━━ Supplied records ━━

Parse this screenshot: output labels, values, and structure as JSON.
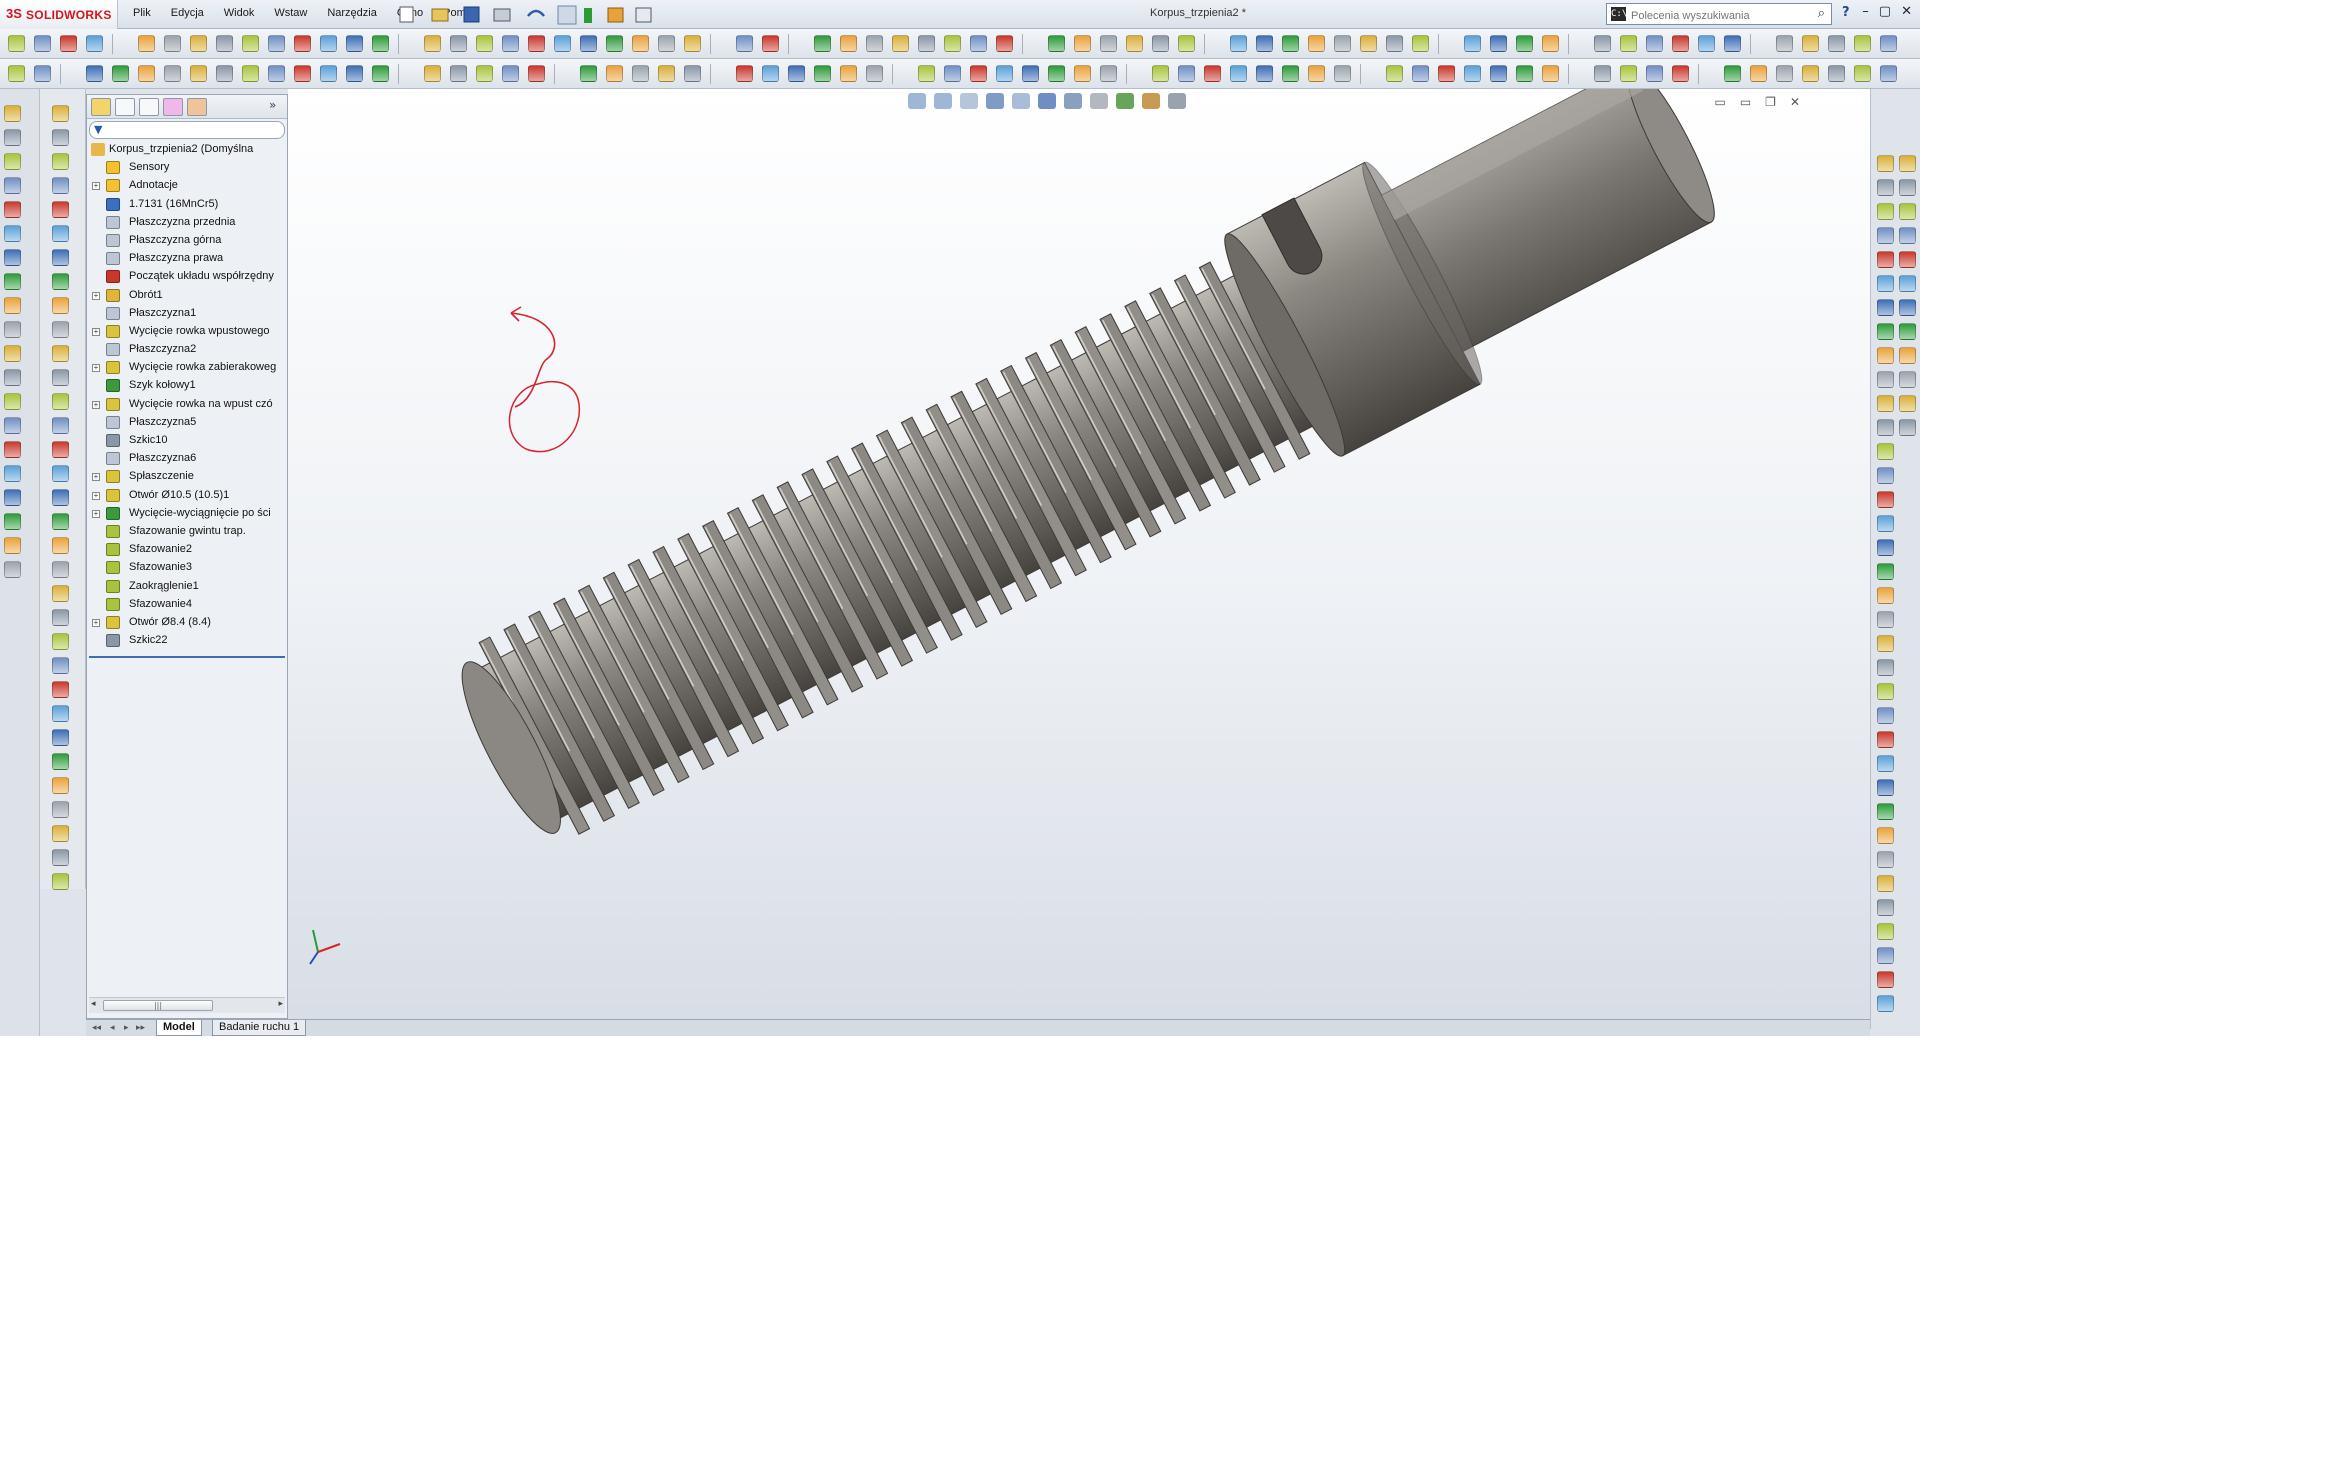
{
  "app": {
    "brand_ds": "3S",
    "brand_name": "SOLIDWORKS",
    "document_title": "Korpus_trzpienia2 *",
    "menu": [
      "Plik",
      "Edycja",
      "Widok",
      "Wstaw",
      "Narzędzia",
      "Okno",
      "Pomoc"
    ],
    "search_placeholder": "Polecenia wyszukiwania",
    "search_cmd_glyph": "C:\\",
    "help_glyph": "?",
    "window_controls": [
      "–",
      "▢",
      "✕"
    ]
  },
  "feature_tree": {
    "root": "Korpus_trzpienia2  (Domyślna",
    "items": [
      {
        "label": "Sensory",
        "expand": false,
        "icon": "sensors-icon",
        "color": "#f2c230"
      },
      {
        "label": "Adnotacje",
        "expand": true,
        "icon": "annotations-icon",
        "color": "#f2c230"
      },
      {
        "label": "1.7131 (16MnCr5)",
        "expand": false,
        "icon": "material-icon",
        "color": "#3a6fc1"
      },
      {
        "label": "Płaszczyzna przednia",
        "expand": false,
        "icon": "plane-icon",
        "color": "#bcc6d4"
      },
      {
        "label": "Płaszczyzna górna",
        "expand": false,
        "icon": "plane-icon",
        "color": "#bcc6d4"
      },
      {
        "label": "Płaszczyzna prawa",
        "expand": false,
        "icon": "plane-icon",
        "color": "#bcc6d4"
      },
      {
        "label": "Początek układu współrzędny",
        "expand": false,
        "icon": "origin-icon",
        "color": "#c9372c"
      },
      {
        "label": "Obrót1",
        "expand": true,
        "icon": "revolve-icon",
        "color": "#e0b63a"
      },
      {
        "label": "Płaszczyzna1",
        "expand": false,
        "icon": "plane-icon",
        "color": "#bcc6d4"
      },
      {
        "label": "Wycięcie rowka wpustowego",
        "expand": true,
        "icon": "cut-extrude-icon",
        "color": "#d9c43c"
      },
      {
        "label": "Płaszczyzna2",
        "expand": false,
        "icon": "plane-icon",
        "color": "#bcc6d4"
      },
      {
        "label": "Wycięcie rowka zabierakoweg",
        "expand": true,
        "icon": "cut-extrude-icon",
        "color": "#d9c43c"
      },
      {
        "label": "Szyk kołowy1",
        "expand": false,
        "icon": "circular-pattern-icon",
        "color": "#3c9a3c"
      },
      {
        "label": "Wycięcie rowka na wpust czó",
        "expand": true,
        "icon": "cut-extrude-icon",
        "color": "#d9c43c"
      },
      {
        "label": "Płaszczyzna5",
        "expand": false,
        "icon": "plane-icon",
        "color": "#bcc6d4"
      },
      {
        "label": "Szkic10",
        "expand": false,
        "icon": "sketch-icon",
        "color": "#8a97a8"
      },
      {
        "label": "Płaszczyzna6",
        "expand": false,
        "icon": "plane-icon",
        "color": "#bcc6d4"
      },
      {
        "label": "Spłaszczenie",
        "expand": true,
        "icon": "cut-extrude-icon",
        "color": "#d9c43c"
      },
      {
        "label": "Otwór Ø10.5 (10.5)1",
        "expand": true,
        "icon": "hole-icon",
        "color": "#d9c43c"
      },
      {
        "label": "Wycięcie-wyciągnięcie po ści",
        "expand": true,
        "icon": "sweep-cut-icon",
        "color": "#3c9a3c"
      },
      {
        "label": "Sfazowanie gwintu trap.",
        "expand": false,
        "icon": "chamfer-icon",
        "color": "#a8c43c"
      },
      {
        "label": "Sfazowanie2",
        "expand": false,
        "icon": "chamfer-icon",
        "color": "#a8c43c"
      },
      {
        "label": "Sfazowanie3",
        "expand": false,
        "icon": "chamfer-icon",
        "color": "#a8c43c"
      },
      {
        "label": "Zaokrąglenie1",
        "expand": false,
        "icon": "fillet-icon",
        "color": "#a8c43c"
      },
      {
        "label": "Sfazowanie4",
        "expand": false,
        "icon": "chamfer-icon",
        "color": "#a8c43c"
      },
      {
        "label": "Otwór Ø8.4 (8.4)",
        "expand": true,
        "icon": "hole-icon",
        "color": "#d9c43c"
      },
      {
        "label": "Szkic22",
        "expand": false,
        "icon": "sketch-icon",
        "color": "#8a97a8"
      }
    ]
  },
  "bottom_tabs": {
    "model": "Model",
    "motion": "Badanie ruchu 1"
  },
  "colors": {
    "part_body": "#7e7a75",
    "part_highlight": "#b7b3ad",
    "part_shadow": "#45423f",
    "markup_red": "#d9232c",
    "accent_blue": "#3d6db5"
  }
}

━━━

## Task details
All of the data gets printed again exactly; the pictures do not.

## Problem solution
Parse this screenshot: output labels, values, and structure as JSON.
{
  "app": {
    "brand_ds": "3S",
    "brand_name": "SOLIDWORKS",
    "document_title": "Korpus_trzpienia2 *",
    "menu": [
      "Plik",
      "Edycja",
      "Widok",
      "Wstaw",
      "Narzędzia",
      "Okno",
      "Pomoc"
    ],
    "search_placeholder": "Polecenia wyszukiwania",
    "search_cmd_glyph": "C:\\",
    "help_glyph": "?",
    "window_controls": [
      "–",
      "▢",
      "✕"
    ]
  },
  "feature_tree": {
    "root": "Korpus_trzpienia2  (Domyślna",
    "items": [
      {
        "label": "Sensory",
        "expand": false,
        "icon": "sensors-icon",
        "color": "#f2c230"
      },
      {
        "label": "Adnotacje",
        "expand": true,
        "icon": "annotations-icon",
        "color": "#f2c230"
      },
      {
        "label": "1.7131 (16MnCr5)",
        "expand": false,
        "icon": "material-icon",
        "color": "#3a6fc1"
      },
      {
        "label": "Płaszczyzna przednia",
        "expand": false,
        "icon": "plane-icon",
        "color": "#bcc6d4"
      },
      {
        "label": "Płaszczyzna górna",
        "expand": false,
        "icon": "plane-icon",
        "color": "#bcc6d4"
      },
      {
        "label": "Płaszczyzna prawa",
        "expand": false,
        "icon": "plane-icon",
        "color": "#bcc6d4"
      },
      {
        "label": "Początek układu współrzędny",
        "expand": false,
        "icon": "origin-icon",
        "color": "#c9372c"
      },
      {
        "label": "Obrót1",
        "expand": true,
        "icon": "revolve-icon",
        "color": "#e0b63a"
      },
      {
        "label": "Płaszczyzna1",
        "expand": false,
        "icon": "plane-icon",
        "color": "#bcc6d4"
      },
      {
        "label": "Wycięcie rowka wpustowego",
        "expand": true,
        "icon": "cut-extrude-icon",
        "color": "#d9c43c"
      },
      {
        "label": "Płaszczyzna2",
        "expand": false,
        "icon": "plane-icon",
        "color": "#bcc6d4"
      },
      {
        "label": "Wycięcie rowka zabierakoweg",
        "expand": true,
        "icon": "cut-extrude-icon",
        "color": "#d9c43c"
      },
      {
        "label": "Szyk kołowy1",
        "expand": false,
        "icon": "circular-pattern-icon",
        "color": "#3c9a3c"
      },
      {
        "label": "Wycięcie rowka na wpust czó",
        "expand": true,
        "icon": "cut-extrude-icon",
        "color": "#d9c43c"
      },
      {
        "label": "Płaszczyzna5",
        "expand": false,
        "icon": "plane-icon",
        "color": "#bcc6d4"
      },
      {
        "label": "Szkic10",
        "expand": false,
        "icon": "sketch-icon",
        "color": "#8a97a8"
      },
      {
        "label": "Płaszczyzna6",
        "expand": false,
        "icon": "plane-icon",
        "color": "#bcc6d4"
      },
      {
        "label": "Spłaszczenie",
        "expand": true,
        "icon": "cut-extrude-icon",
        "color": "#d9c43c"
      },
      {
        "label": "Otwór Ø10.5 (10.5)1",
        "expand": true,
        "icon": "hole-icon",
        "color": "#d9c43c"
      },
      {
        "label": "Wycięcie-wyciągnięcie po ści",
        "expand": true,
        "icon": "sweep-cut-icon",
        "color": "#3c9a3c"
      },
      {
        "label": "Sfazowanie gwintu trap.",
        "expand": false,
        "icon": "chamfer-icon",
        "color": "#a8c43c"
      },
      {
        "label": "Sfazowanie2",
        "expand": false,
        "icon": "chamfer-icon",
        "color": "#a8c43c"
      },
      {
        "label": "Sfazowanie3",
        "expand": false,
        "icon": "chamfer-icon",
        "color": "#a8c43c"
      },
      {
        "label": "Zaokrąglenie1",
        "expand": false,
        "icon": "fillet-icon",
        "color": "#a8c43c"
      },
      {
        "label": "Sfazowanie4",
        "expand": false,
        "icon": "chamfer-icon",
        "color": "#a8c43c"
      },
      {
        "label": "Otwór Ø8.4 (8.4)",
        "expand": true,
        "icon": "hole-icon",
        "color": "#d9c43c"
      },
      {
        "label": "Szkic22",
        "expand": false,
        "icon": "sketch-icon",
        "color": "#8a97a8"
      }
    ]
  },
  "bottom_tabs": {
    "model": "Model",
    "motion": "Badanie ruchu 1"
  },
  "colors": {
    "part_body": "#7e7a75",
    "part_highlight": "#b7b3ad",
    "part_shadow": "#45423f",
    "markup_red": "#d9232c",
    "accent_blue": "#3d6db5"
  }
}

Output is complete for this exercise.